- Assigned task
Find every line in the records below that contains "timestamp", and copy it.

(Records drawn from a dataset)
——
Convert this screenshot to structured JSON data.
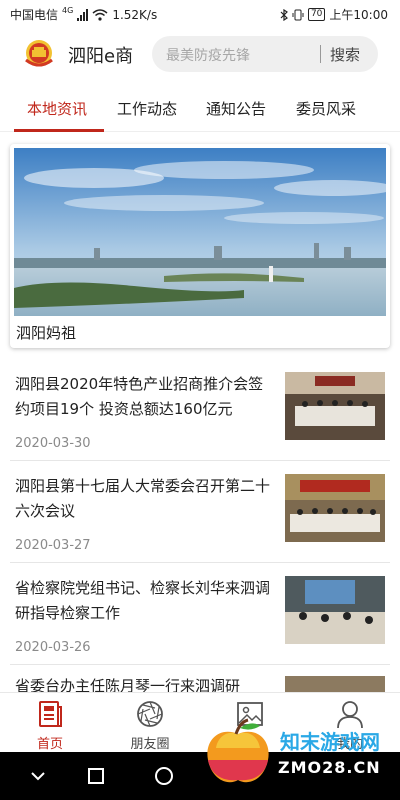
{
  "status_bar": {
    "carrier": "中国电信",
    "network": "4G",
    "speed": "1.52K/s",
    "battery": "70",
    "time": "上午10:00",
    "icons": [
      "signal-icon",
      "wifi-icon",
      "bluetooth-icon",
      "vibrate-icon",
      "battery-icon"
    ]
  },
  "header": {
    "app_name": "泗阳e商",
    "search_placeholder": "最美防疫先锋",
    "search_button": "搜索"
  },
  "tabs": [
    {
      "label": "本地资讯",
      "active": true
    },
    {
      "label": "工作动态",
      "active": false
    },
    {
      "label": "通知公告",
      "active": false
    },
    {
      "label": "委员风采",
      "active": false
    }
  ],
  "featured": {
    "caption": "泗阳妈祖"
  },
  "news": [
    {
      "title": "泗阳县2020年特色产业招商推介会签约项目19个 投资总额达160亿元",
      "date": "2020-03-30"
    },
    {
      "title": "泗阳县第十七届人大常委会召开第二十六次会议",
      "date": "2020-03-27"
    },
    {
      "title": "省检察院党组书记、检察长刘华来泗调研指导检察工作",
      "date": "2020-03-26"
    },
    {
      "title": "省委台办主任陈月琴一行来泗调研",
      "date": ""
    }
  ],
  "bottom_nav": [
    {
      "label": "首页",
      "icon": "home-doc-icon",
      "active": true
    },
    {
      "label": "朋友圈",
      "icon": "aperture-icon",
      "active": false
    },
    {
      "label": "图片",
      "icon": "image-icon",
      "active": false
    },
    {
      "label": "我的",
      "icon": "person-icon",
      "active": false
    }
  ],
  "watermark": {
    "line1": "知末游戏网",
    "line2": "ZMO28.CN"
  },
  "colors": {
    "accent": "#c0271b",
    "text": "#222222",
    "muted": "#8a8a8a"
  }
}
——
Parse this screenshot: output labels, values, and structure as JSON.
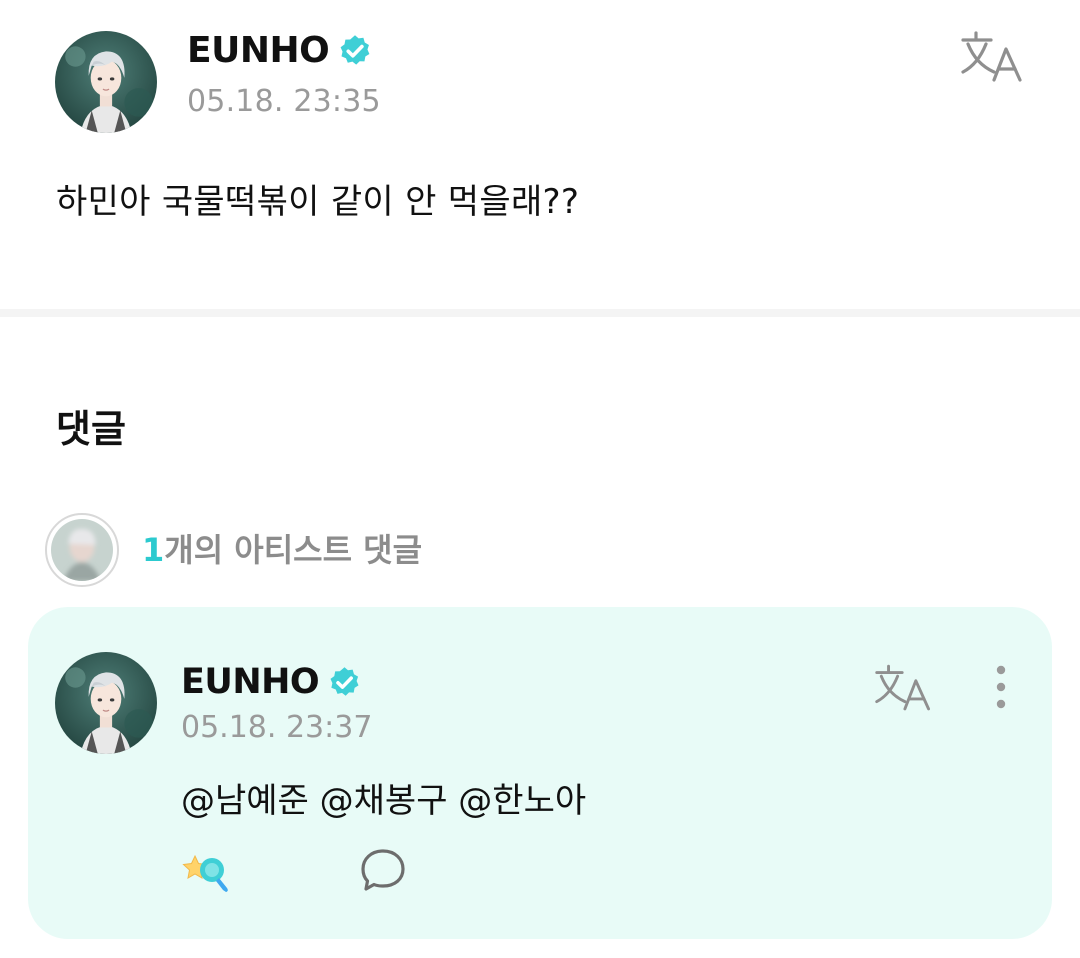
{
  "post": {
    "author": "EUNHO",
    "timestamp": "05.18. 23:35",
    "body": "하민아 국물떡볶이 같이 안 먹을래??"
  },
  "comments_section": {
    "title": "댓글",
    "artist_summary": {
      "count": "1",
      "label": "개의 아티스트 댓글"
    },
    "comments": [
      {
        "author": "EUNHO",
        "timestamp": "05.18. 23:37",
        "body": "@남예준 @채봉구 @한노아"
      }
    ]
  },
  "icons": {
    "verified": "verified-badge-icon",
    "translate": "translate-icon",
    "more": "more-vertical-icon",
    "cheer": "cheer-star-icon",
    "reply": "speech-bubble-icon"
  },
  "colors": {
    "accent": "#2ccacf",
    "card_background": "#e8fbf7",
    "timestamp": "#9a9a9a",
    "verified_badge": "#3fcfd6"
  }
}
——
- Solution for this problem
    "timestamp": "05.18. 23:35",
        "timestamp": "05.18. 23:37",
    "timestamp": "#9a9a9a",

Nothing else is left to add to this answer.